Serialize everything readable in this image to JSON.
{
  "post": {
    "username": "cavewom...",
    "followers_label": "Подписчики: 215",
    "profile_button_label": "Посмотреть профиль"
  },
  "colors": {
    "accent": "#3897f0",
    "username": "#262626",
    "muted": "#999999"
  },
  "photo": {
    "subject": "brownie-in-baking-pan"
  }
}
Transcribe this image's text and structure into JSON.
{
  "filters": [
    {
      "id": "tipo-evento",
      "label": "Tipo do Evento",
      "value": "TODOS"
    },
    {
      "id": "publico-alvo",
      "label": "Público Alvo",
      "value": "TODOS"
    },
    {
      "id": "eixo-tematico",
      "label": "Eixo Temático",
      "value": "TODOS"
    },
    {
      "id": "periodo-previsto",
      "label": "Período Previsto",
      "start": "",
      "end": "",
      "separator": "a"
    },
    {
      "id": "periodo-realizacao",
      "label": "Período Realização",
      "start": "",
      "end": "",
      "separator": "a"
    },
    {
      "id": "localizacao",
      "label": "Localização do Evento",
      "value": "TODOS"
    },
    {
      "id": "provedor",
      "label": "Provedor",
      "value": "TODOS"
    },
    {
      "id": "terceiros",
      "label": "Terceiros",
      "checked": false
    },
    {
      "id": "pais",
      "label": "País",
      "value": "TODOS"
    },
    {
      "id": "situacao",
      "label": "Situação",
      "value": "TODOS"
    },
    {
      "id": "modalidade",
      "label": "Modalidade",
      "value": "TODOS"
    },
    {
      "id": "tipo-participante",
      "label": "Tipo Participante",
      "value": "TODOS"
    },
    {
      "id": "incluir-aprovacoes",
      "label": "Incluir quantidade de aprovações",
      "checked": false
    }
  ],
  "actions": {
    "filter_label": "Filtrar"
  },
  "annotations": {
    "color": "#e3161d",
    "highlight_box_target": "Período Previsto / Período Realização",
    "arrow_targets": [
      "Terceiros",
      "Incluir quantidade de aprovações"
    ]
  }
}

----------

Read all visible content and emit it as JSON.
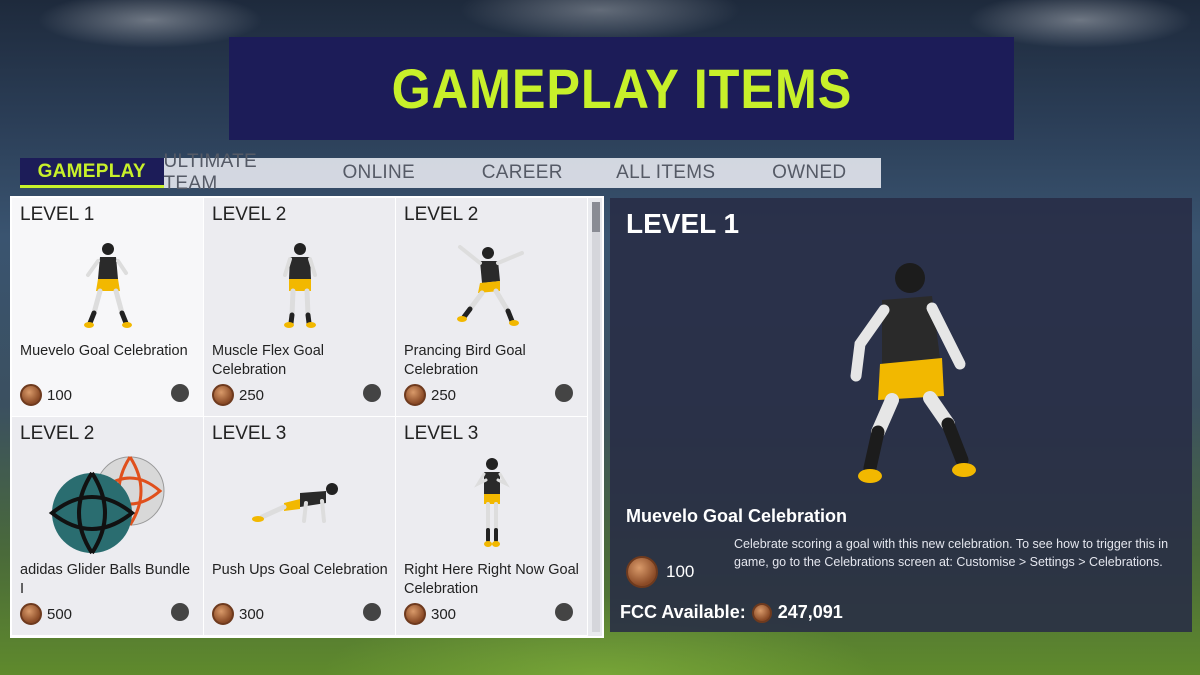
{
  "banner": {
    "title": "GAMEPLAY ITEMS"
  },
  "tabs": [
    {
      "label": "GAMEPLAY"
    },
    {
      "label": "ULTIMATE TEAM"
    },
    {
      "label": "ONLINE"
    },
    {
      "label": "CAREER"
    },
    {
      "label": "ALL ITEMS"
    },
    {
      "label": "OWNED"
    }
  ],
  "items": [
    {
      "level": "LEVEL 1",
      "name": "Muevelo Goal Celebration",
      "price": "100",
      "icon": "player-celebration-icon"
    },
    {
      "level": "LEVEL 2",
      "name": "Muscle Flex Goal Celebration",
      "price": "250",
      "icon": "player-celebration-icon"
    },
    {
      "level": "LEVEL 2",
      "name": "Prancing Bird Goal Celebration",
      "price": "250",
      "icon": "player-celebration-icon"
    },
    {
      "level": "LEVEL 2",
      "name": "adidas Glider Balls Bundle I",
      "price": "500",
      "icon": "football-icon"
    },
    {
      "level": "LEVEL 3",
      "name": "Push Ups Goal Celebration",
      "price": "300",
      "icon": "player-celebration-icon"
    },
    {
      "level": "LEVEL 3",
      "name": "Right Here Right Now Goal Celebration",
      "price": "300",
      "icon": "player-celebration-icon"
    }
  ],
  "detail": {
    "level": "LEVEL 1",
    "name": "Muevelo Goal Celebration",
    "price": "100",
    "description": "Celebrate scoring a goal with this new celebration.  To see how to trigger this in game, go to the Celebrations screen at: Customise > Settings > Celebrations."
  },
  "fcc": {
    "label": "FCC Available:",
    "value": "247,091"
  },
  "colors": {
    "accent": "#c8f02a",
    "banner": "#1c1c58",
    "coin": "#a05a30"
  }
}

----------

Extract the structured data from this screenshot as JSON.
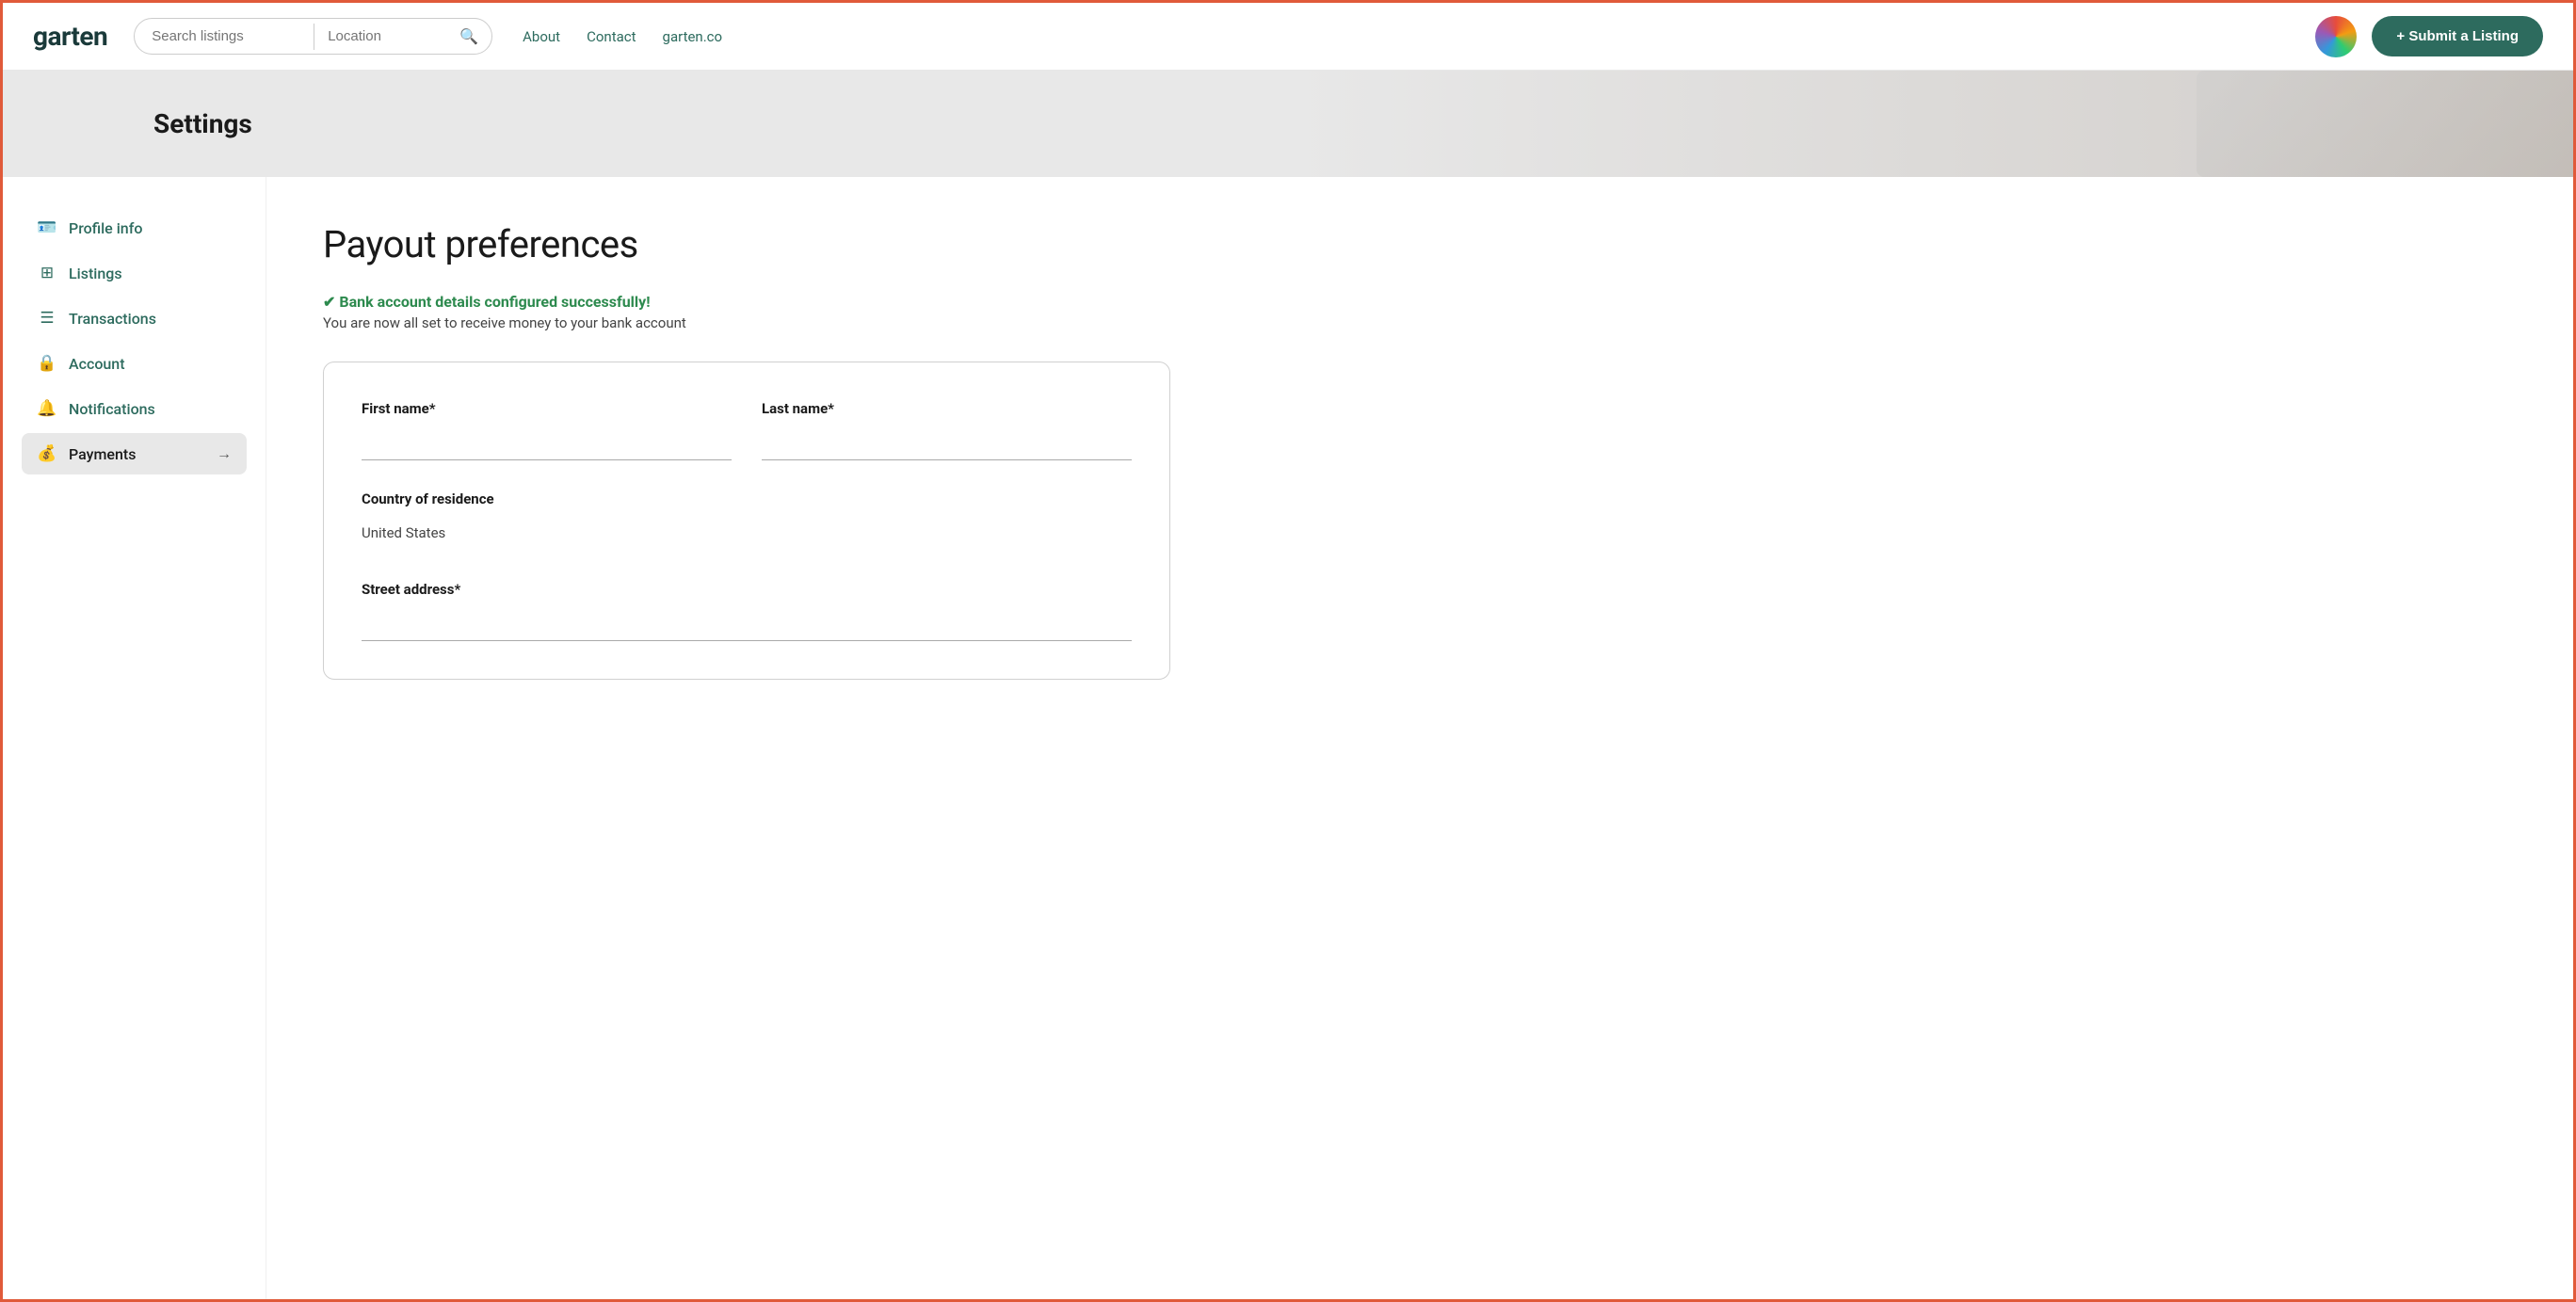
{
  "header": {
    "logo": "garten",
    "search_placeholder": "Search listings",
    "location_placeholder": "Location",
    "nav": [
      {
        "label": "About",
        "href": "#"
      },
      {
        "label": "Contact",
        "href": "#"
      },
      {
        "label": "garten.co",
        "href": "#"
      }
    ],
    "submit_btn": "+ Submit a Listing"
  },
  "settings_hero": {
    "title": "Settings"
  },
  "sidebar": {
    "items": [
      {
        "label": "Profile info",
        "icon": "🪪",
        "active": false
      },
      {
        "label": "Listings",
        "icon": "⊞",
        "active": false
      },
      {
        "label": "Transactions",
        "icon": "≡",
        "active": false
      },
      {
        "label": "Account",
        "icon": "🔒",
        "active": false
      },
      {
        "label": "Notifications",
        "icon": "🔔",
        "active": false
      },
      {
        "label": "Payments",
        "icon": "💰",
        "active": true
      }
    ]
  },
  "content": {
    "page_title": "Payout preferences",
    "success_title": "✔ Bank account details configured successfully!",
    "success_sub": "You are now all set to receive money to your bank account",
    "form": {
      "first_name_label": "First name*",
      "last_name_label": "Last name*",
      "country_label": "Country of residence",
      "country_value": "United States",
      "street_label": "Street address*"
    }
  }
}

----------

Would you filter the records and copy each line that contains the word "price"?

Response to this exercise —
      "price": "100",
      "price": "250",
      "price": "250",
      "price": "500",
      "price": "300",
      "price": "300",
    "price": "100",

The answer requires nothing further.